Authorities in the United Arab Emirates and Saudi Arabia have moved to ban the use of certain BlackBerry services in their respective territories.
In a statement posted today, the UAE’s Telecommunications Regulatory Authority said that use of the hand-held devices for email, web-browsing and instant messaging would be outlawed in the emirates from 11 October.
Similarly, Saudi Arabia’s state-run operator, Saudi Telecom, has said that it will ban the use of the smartphone’s instant messaging function, known as BlackBerry Messenger, as the encryption used does not allow authorities to monitor messages.
Authorities in the UAE had said last week that some BlackBerry services were in contravention of local legislation. It is reported that the UAE is specifically concerned about features in the device that automatically send data to servers held outside the emirates.

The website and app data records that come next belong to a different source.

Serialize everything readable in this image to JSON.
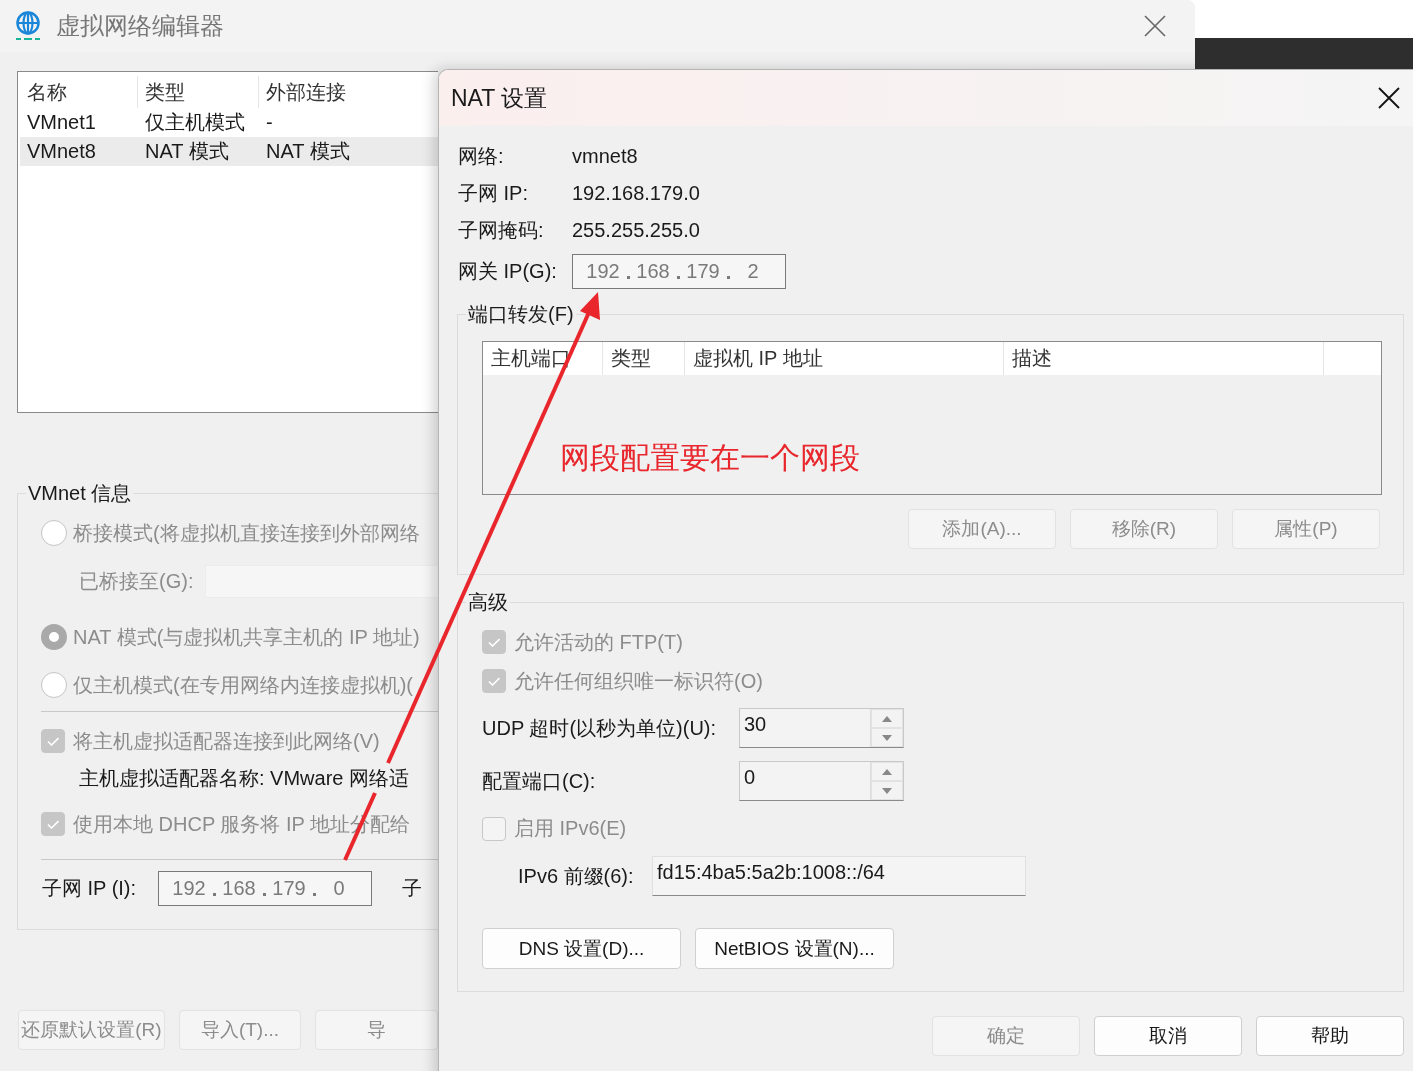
{
  "background_window": {
    "title": "虚拟网络编辑器",
    "network_list": {
      "columns": [
        "名称",
        "类型",
        "外部连接"
      ],
      "rows": [
        {
          "cells": [
            "VMnet1",
            "仅主机模式",
            "-"
          ],
          "selected": false
        },
        {
          "cells": [
            "VMnet8",
            "NAT 模式",
            "NAT 模式"
          ],
          "selected": true
        }
      ]
    },
    "vmnet_info": {
      "title": "VMnet 信息",
      "modes": [
        {
          "label": "桥接模式(将虚拟机直接连接到外部网络",
          "selected": false,
          "disabled": true
        },
        {
          "label": "NAT 模式(与虚拟机共享主机的 IP 地址)",
          "selected": true,
          "disabled": true
        },
        {
          "label": "仅主机模式(在专用网络内连接虚拟机)(",
          "selected": false,
          "disabled": true
        }
      ],
      "bridged_to_label": "已桥接至(G):",
      "checks": [
        {
          "label": "将主机虚拟适配器连接到此网络(V)",
          "checked": true,
          "disabled": true
        },
        {
          "label": "使用本地 DHCP 服务将 IP 地址分配给",
          "checked": true,
          "disabled": true
        }
      ],
      "adapter_name": "主机虚拟适配器名称: VMware 网络适",
      "subnet_ip": {
        "label": "子网 IP (I):",
        "octets": [
          "192",
          "168",
          "179",
          "0"
        ]
      },
      "column_2_label": "子"
    },
    "buttons": [
      "还原默认设置(R)",
      "导入(T)...",
      "导"
    ]
  },
  "nat_dialog": {
    "title": "NAT 设置",
    "info": [
      {
        "label": "网络:",
        "value": "vmnet8"
      },
      {
        "label": "子网 IP:",
        "value": "192.168.179.0"
      },
      {
        "label": "子网掩码:",
        "value": "255.255.255.0"
      }
    ],
    "gateway_ip": {
      "label": "网关 IP(G):",
      "octets": [
        "192",
        "168",
        "179",
        "2"
      ]
    },
    "port_forwarding": {
      "title": "端口转发(F)",
      "columns": [
        "主机端口",
        "类型",
        "虚拟机 IP 地址",
        "描述"
      ],
      "buttons": [
        {
          "label": "添加(A)...",
          "disabled": true
        },
        {
          "label": "移除(R)",
          "disabled": true
        },
        {
          "label": "属性(P)",
          "disabled": true
        }
      ]
    },
    "advanced": {
      "title": "高级",
      "options": [
        {
          "label": "允许活动的 FTP(T)",
          "checked": true,
          "disabled": true
        },
        {
          "label": "允许任何组织唯一标识符(O)",
          "checked": true,
          "disabled": true
        }
      ],
      "spinners": [
        {
          "label": "UDP 超时(以秒为单位)(U):",
          "value": "30"
        },
        {
          "label": "配置端口(C):",
          "value": "0"
        }
      ],
      "enable_ipv6": {
        "label": "启用 IPv6(E)",
        "checked": false,
        "disabled": true
      },
      "ipv6_prefix": {
        "label": "IPv6 前缀(6):",
        "value": "fd15:4ba5:5a2b:1008::/64"
      },
      "buttons": [
        "DNS 设置(D)...",
        "NetBIOS 设置(N)..."
      ]
    },
    "buttons": [
      {
        "label": "确定",
        "disabled": true
      },
      {
        "label": "取消",
        "disabled": false
      },
      {
        "label": "帮助",
        "disabled": false
      }
    ]
  },
  "annotation": {
    "text": "网段配置要在一个网段"
  }
}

However, press freedom advocate Reporters Without Borders has claimed that the restrictions on BlackBerry usage were being enacted as a means of censorship. The group claims that one 18-year-old user has been arrested and held since July after attempting to organise a protest using the BlackBerry Messenger service.

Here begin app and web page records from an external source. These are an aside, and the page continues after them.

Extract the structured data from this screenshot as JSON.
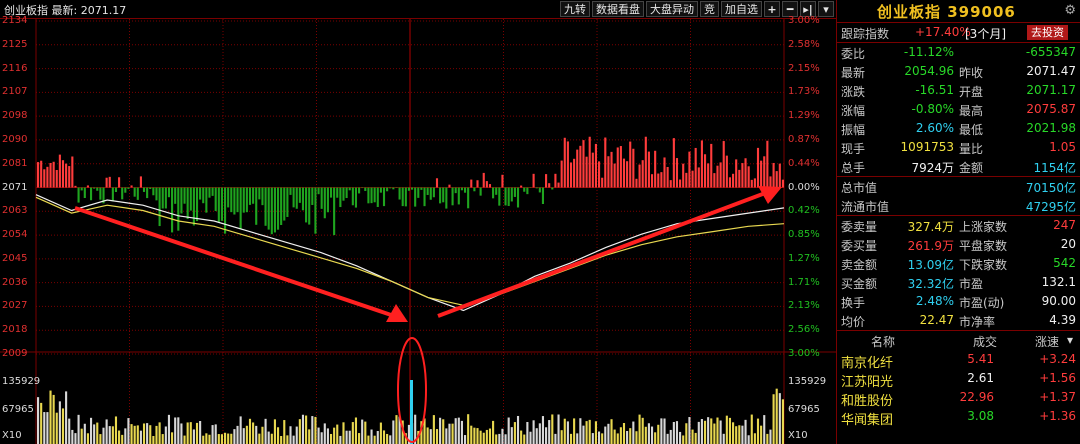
{
  "header": {
    "title": "创业板指  最新: 2071.17",
    "buttons": [
      "九转",
      "数据看盘",
      "大盘异动",
      "竞",
      "加自选"
    ],
    "icon_plus": "+",
    "icon_minus": "━",
    "icon_arrow": "▸|",
    "icon_menu": "▾"
  },
  "axes": {
    "price_left": [
      "2134",
      "2125",
      "2116",
      "2107",
      "2098",
      "2090",
      "2081",
      "2071",
      "2063",
      "2054",
      "2045",
      "2036",
      "2027",
      "2018",
      "2009"
    ],
    "pct_right": [
      "3.00%",
      "2.58%",
      "2.15%",
      "1.73%",
      "1.29%",
      "0.87%",
      "0.44%",
      "0.00%",
      "0.42%",
      "0.85%",
      "1.27%",
      "1.71%",
      "2.13%",
      "2.56%",
      "3.00%"
    ],
    "volume_left": [
      "135929",
      "67965",
      "X10"
    ],
    "volume_right": [
      "135929",
      "67965",
      "X10"
    ]
  },
  "chart_data": {
    "type": "line",
    "title": "创业板指",
    "series": [
      {
        "values": [
          2068,
          2062,
          2066,
          2064,
          2060,
          2058,
          2054,
          2050,
          2046,
          2041,
          2035,
          2029,
          2024,
          2030,
          2037,
          2042,
          2048,
          2053,
          2057,
          2059,
          2061,
          2063
        ]
      },
      {
        "values": [
          2067,
          2061,
          2064,
          2062,
          2058,
          2056,
          2052,
          2048,
          2044,
          2040,
          2035,
          2029,
          2026,
          2030,
          2035,
          2040,
          2045,
          2049,
          2052,
          2054,
          2056,
          2057
        ]
      }
    ],
    "ylim": [
      2009,
      2134
    ]
  },
  "quote": {
    "name": "创业板指",
    "code": "399006",
    "track_label": "跟踪指数",
    "track_value": "+17.40%",
    "track_period": "[3个月]",
    "invest_button": "去投资",
    "rows": [
      {
        "l1": "委比",
        "v1": "-11.12%",
        "c1": "green",
        "l2": "",
        "v2": "-655347",
        "c2": "green"
      },
      {
        "l1": "最新",
        "v1": "2054.96",
        "c1": "green",
        "l2": "昨收",
        "v2": "2071.47",
        "c2": "white"
      },
      {
        "l1": "涨跌",
        "v1": "-16.51",
        "c1": "green",
        "l2": "开盘",
        "v2": "2071.17",
        "c2": "green"
      },
      {
        "l1": "涨幅",
        "v1": "-0.80%",
        "c1": "green",
        "l2": "最高",
        "v2": "2075.87",
        "c2": "red"
      },
      {
        "l1": "振幅",
        "v1": "2.60%",
        "c1": "cyan",
        "l2": "最低",
        "v2": "2021.98",
        "c2": "green"
      },
      {
        "l1": "现手",
        "v1": "1091753",
        "c1": "yellow",
        "l2": "量比",
        "v2": "1.05",
        "c2": "red"
      },
      {
        "l1": "总手",
        "v1": "7924万",
        "c1": "white",
        "l2": "金额",
        "v2": "1154亿",
        "c2": "cyan"
      }
    ],
    "market": [
      {
        "l": "总市值",
        "v": "70150亿"
      },
      {
        "l": "流通市值",
        "v": "47295亿"
      }
    ],
    "rows2": [
      {
        "l1": "委卖量",
        "v1": "327.4万",
        "c1": "yellow",
        "l2": "上涨家数",
        "v2": "247",
        "c2": "red"
      },
      {
        "l1": "委买量",
        "v1": "261.9万",
        "c1": "red",
        "l2": "平盘家数",
        "v2": "20",
        "c2": "white"
      },
      {
        "l1": "卖金额",
        "v1": "13.09亿",
        "c1": "cyan",
        "l2": "下跌家数",
        "v2": "542",
        "c2": "green"
      },
      {
        "l1": "买金额",
        "v1": "32.32亿",
        "c1": "cyan",
        "l2": "市盈",
        "v2": "132.1",
        "c2": "white"
      },
      {
        "l1": "换手",
        "v1": "2.48%",
        "c1": "cyan",
        "l2": "市盈(动)",
        "v2": "90.00",
        "c2": "white"
      },
      {
        "l1": "均价",
        "v1": "22.47",
        "c1": "yellow",
        "l2": "市净率",
        "v2": "4.39",
        "c2": "white"
      }
    ],
    "list_header": {
      "name": "名称",
      "trade": "成交",
      "speed": "涨速"
    },
    "stocks": [
      {
        "name": "南京化纤",
        "trade": "5.41",
        "tc": "red",
        "speed": "+3.24"
      },
      {
        "name": "江苏阳光",
        "trade": "2.61",
        "tc": "white",
        "speed": "+1.56"
      },
      {
        "name": "和胜股份",
        "trade": "22.96",
        "tc": "red",
        "speed": "+1.37"
      },
      {
        "name": "华闻集团",
        "trade": "3.08",
        "tc": "green",
        "speed": "+1.36"
      }
    ]
  },
  "colors": {
    "up": "#ff3c3c",
    "down": "#28d828",
    "grid": "#7a0000",
    "price_line": "#f0f0f0",
    "avg_line": "#e8d850",
    "annotation": "#ff2020"
  }
}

“Because they cannot decipher BlackBerry’s encrypted data and thereby gain access to its clients’ personal data, the security forces have decided to intimidate users in order to combat their potential for disseminating information,” the organisation said in a statement late last week.

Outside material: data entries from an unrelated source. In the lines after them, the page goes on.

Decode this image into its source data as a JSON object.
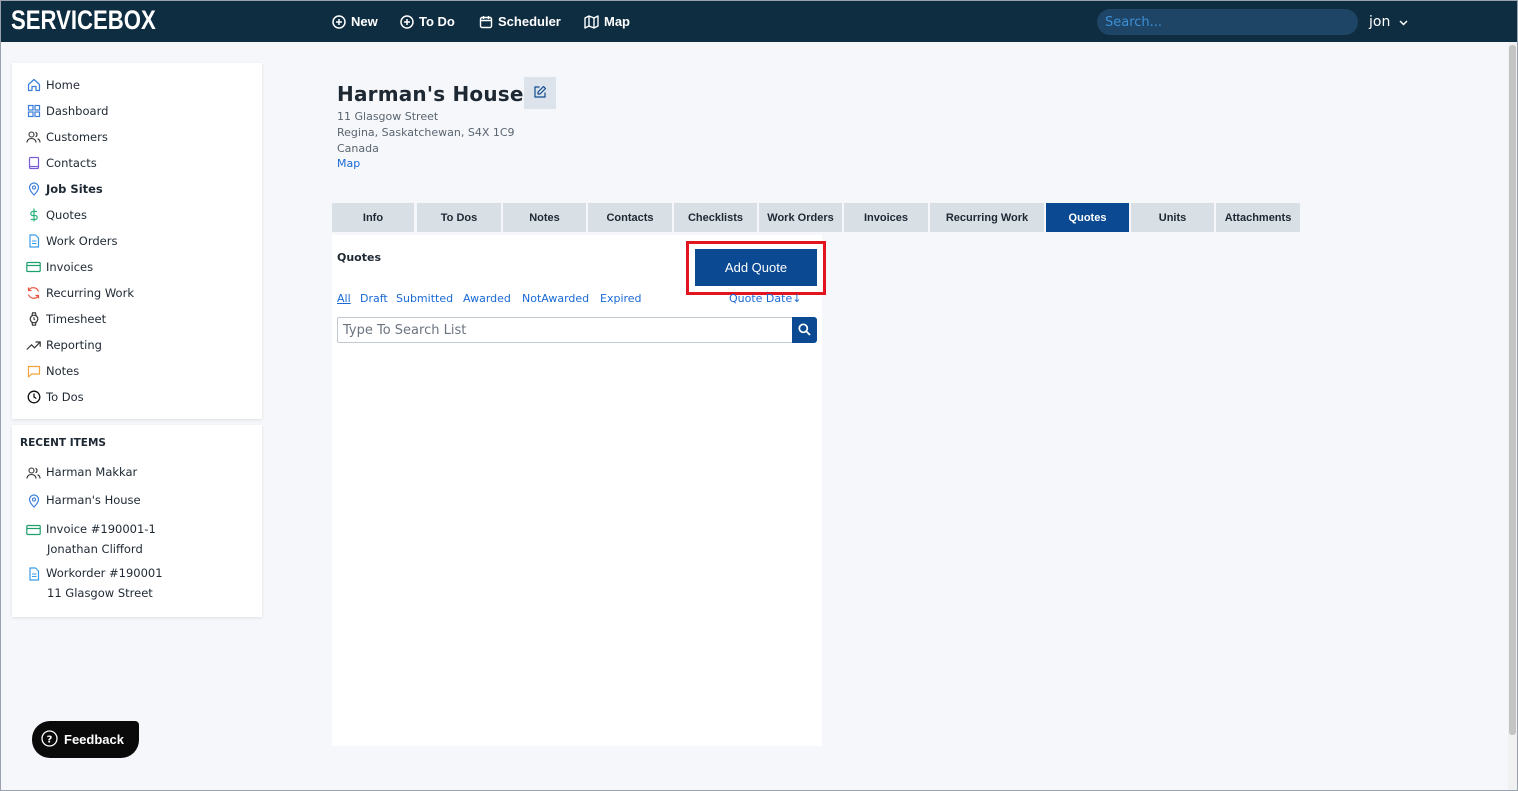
{
  "app": {
    "logo": "SERVICEBOX"
  },
  "topnav": {
    "new_label": "New",
    "todo_label": "To Do",
    "scheduler_label": "Scheduler",
    "map_label": "Map",
    "search_placeholder": "Search...",
    "user_name": "jon"
  },
  "sidebar": {
    "items": [
      {
        "label": "Home",
        "icon": "home-icon"
      },
      {
        "label": "Dashboard",
        "icon": "dashboard-icon"
      },
      {
        "label": "Customers",
        "icon": "users-icon"
      },
      {
        "label": "Contacts",
        "icon": "book-icon"
      },
      {
        "label": "Job Sites",
        "icon": "location-pin-icon"
      },
      {
        "label": "Quotes",
        "icon": "dollar-icon"
      },
      {
        "label": "Work Orders",
        "icon": "document-icon"
      },
      {
        "label": "Invoices",
        "icon": "credit-card-icon"
      },
      {
        "label": "Recurring Work",
        "icon": "refresh-icon"
      },
      {
        "label": "Timesheet",
        "icon": "watch-icon"
      },
      {
        "label": "Reporting",
        "icon": "trending-up-icon"
      },
      {
        "label": "Notes",
        "icon": "chat-bubble-icon"
      },
      {
        "label": "To Dos",
        "icon": "clock-icon"
      }
    ],
    "active_item": "Job Sites"
  },
  "recent": {
    "title": "RECENT ITEMS",
    "items": [
      {
        "label": "Harman Makkar",
        "sub": ""
      },
      {
        "label": "Harman's House",
        "sub": ""
      },
      {
        "label": "Invoice #190001-1",
        "sub": "Jonathan Clifford"
      },
      {
        "label": "Workorder #190001",
        "sub": "11 Glasgow Street"
      }
    ]
  },
  "site": {
    "title": "Harman's House",
    "address_line1": "11 Glasgow Street",
    "address_line2": "Regina, Saskatchewan, S4X 1C9",
    "address_line3": "Canada",
    "map_link": "Map"
  },
  "tabs": [
    "Info",
    "To Dos",
    "Notes",
    "Contacts",
    "Checklists",
    "Work Orders",
    "Invoices",
    "Recurring Work",
    "Quotes",
    "Units",
    "Attachments"
  ],
  "active_tab": "Quotes",
  "quotes": {
    "title": "Quotes",
    "add_button": "Add Quote",
    "filters": [
      "All",
      "Draft",
      "Submitted",
      "Awarded",
      "NotAwarded",
      "Expired"
    ],
    "active_filter": "All",
    "sort_label": "Quote Date",
    "search_placeholder": "Type To Search List"
  },
  "feedback": {
    "label": "Feedback"
  },
  "colors": {
    "topbar": "#0f2d40",
    "accent": "#0b4a92",
    "link": "#1a6ad6",
    "highlight": "#e2141f"
  }
}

Mohammed al-Ghanem, head of the UAE’s telecoms authority, refuted claims that censorship was the motivation behind the ban. "Censorship has got nothing to do with this," he commented. "What we are talking about is suspension due to the lack of compliance with UAE telecommunications regulations."
Research In Motion, BlackBerry’s Canada-based manufacturer, was not available for comment at the time of publication.